* [Task instructions]:
A single number is expected: the count of lines in the entries below that contain "options".

* [Dataset extract]:
—————

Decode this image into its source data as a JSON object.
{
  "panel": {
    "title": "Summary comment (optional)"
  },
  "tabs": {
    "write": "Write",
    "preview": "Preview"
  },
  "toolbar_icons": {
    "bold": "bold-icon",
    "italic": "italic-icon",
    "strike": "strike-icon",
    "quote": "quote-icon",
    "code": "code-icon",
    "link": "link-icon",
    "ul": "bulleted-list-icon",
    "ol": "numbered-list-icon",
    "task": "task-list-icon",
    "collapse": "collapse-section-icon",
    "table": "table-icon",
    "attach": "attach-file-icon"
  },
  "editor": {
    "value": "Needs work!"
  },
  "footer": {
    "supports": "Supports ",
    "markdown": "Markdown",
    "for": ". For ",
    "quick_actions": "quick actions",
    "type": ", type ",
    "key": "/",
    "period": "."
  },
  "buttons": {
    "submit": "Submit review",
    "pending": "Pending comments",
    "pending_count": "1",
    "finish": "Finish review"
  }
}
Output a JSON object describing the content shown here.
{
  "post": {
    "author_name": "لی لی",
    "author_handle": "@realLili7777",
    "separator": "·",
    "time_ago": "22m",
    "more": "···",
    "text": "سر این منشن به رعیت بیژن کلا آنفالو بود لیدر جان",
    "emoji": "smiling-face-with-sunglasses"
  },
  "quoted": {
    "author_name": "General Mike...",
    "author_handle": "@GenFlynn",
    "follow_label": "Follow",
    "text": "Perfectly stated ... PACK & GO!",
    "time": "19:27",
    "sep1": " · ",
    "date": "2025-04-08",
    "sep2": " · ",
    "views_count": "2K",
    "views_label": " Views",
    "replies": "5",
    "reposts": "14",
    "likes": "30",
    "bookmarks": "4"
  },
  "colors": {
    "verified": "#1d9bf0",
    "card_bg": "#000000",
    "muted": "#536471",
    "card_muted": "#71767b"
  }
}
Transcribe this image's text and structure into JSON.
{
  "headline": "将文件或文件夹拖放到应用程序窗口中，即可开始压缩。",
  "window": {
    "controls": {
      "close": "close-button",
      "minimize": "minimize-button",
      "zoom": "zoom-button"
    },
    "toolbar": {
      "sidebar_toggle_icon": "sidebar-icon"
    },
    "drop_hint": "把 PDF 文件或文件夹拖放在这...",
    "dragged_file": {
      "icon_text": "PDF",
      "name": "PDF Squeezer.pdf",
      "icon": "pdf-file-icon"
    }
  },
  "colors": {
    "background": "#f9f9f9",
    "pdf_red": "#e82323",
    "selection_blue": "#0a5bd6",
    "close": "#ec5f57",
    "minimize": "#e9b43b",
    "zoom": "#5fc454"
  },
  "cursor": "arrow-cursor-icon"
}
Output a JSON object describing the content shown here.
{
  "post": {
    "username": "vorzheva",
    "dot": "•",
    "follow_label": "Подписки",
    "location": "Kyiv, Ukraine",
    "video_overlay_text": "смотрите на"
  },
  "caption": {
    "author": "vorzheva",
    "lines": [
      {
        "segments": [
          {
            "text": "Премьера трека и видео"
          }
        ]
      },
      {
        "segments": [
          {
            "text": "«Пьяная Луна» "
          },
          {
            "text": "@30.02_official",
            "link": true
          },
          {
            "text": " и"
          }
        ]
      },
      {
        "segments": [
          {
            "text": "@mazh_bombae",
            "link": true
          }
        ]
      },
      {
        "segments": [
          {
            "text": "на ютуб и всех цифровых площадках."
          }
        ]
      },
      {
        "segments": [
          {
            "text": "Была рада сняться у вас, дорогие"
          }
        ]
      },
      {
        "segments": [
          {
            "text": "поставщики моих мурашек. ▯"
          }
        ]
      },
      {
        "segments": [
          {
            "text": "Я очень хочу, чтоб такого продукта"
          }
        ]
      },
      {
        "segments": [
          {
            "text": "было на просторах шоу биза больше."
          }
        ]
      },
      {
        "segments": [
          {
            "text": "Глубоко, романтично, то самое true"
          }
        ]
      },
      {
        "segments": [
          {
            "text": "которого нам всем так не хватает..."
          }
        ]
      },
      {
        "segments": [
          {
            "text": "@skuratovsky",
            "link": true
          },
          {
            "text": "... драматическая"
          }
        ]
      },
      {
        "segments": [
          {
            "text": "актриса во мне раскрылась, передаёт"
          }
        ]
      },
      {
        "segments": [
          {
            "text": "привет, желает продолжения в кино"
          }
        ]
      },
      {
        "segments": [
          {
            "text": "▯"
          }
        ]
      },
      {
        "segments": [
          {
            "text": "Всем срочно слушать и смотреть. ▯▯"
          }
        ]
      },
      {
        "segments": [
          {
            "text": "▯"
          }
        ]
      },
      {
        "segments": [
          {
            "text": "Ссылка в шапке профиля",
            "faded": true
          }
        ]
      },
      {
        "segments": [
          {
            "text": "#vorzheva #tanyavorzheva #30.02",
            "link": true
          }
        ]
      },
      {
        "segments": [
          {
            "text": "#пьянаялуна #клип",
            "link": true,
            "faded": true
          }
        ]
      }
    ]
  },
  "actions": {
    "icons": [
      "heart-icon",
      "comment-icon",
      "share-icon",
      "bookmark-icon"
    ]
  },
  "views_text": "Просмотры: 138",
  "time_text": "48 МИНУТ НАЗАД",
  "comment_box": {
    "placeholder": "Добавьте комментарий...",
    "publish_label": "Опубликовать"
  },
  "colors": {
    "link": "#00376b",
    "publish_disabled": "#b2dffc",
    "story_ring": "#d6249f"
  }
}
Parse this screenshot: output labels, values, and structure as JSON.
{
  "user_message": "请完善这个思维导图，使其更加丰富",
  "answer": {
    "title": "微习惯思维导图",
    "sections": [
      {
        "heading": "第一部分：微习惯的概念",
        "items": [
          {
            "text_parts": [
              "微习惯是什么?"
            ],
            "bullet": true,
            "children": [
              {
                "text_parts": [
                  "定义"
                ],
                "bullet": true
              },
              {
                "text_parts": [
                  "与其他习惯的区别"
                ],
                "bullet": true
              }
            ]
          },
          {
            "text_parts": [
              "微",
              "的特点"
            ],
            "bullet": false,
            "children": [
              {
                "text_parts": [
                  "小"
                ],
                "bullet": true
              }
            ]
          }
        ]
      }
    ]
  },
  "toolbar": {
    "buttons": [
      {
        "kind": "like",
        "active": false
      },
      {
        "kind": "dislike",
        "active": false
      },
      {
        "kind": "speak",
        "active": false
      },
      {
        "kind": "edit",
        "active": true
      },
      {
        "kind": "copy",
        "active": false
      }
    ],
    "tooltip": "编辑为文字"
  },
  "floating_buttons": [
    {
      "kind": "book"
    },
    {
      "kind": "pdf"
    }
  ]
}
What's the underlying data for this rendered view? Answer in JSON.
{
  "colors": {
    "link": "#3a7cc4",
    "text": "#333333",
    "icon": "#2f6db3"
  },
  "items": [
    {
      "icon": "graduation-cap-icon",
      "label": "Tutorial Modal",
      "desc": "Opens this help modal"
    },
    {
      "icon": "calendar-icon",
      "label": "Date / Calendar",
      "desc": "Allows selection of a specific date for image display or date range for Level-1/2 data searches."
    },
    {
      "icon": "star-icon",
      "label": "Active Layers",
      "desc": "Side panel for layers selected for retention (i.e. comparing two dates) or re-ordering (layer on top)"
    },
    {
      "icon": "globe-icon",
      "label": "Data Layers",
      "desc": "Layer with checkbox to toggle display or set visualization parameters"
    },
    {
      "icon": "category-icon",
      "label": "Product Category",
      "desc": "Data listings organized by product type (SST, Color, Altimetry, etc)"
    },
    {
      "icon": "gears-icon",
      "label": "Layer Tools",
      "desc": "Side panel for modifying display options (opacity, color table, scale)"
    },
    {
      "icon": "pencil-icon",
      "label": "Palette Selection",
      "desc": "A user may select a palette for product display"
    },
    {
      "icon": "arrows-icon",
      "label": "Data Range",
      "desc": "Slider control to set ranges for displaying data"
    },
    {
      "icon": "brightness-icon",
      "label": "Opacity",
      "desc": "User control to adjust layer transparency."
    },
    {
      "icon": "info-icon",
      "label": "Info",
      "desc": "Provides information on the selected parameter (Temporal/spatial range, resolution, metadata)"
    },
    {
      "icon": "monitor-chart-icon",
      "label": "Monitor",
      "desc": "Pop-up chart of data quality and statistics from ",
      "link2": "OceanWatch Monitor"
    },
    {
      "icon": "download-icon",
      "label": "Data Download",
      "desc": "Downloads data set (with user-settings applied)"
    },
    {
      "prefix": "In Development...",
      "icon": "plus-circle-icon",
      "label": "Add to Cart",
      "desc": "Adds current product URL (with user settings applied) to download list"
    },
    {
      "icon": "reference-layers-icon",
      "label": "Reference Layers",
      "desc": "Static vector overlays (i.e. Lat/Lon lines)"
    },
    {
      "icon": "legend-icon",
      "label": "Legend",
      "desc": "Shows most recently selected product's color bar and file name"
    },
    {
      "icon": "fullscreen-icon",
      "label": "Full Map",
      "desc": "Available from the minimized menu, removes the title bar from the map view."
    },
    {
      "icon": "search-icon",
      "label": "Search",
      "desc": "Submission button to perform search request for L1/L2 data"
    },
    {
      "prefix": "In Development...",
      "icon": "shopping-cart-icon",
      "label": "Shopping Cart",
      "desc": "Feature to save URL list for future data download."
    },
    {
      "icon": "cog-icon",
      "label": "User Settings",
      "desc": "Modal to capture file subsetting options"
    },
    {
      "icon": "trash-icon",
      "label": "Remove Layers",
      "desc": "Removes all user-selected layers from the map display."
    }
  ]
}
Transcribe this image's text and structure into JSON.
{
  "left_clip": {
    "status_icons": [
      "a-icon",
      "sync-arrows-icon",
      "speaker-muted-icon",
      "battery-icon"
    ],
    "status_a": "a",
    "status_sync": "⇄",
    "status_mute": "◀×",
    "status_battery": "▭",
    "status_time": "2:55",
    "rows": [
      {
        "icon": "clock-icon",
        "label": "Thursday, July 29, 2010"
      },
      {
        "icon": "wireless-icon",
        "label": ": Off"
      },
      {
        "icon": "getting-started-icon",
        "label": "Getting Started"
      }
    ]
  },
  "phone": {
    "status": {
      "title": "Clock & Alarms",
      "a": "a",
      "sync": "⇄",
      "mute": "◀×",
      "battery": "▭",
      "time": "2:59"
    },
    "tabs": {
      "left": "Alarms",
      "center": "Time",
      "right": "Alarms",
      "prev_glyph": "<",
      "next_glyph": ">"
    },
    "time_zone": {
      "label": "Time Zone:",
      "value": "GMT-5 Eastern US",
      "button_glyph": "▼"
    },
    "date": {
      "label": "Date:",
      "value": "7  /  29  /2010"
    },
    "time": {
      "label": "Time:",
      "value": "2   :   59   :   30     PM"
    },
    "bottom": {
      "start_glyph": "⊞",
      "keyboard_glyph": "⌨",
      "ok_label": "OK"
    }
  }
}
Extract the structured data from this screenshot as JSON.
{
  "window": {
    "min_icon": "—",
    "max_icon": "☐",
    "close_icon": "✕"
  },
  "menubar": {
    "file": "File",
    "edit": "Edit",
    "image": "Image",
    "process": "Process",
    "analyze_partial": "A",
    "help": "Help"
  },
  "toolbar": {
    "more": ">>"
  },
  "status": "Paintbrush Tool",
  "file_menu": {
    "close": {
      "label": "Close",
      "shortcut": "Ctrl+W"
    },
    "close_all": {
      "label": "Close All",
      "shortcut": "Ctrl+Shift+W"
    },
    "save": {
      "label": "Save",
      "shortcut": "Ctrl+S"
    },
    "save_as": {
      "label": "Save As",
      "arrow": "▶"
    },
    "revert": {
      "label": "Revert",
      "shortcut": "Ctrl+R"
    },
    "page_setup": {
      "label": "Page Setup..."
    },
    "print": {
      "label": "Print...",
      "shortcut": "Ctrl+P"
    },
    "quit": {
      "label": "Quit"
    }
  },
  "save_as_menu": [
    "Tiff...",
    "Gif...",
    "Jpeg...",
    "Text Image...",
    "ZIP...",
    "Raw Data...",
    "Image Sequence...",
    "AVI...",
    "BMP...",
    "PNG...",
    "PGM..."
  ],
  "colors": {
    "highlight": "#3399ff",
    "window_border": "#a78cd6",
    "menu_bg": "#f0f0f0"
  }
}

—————

* [Your solution]:
2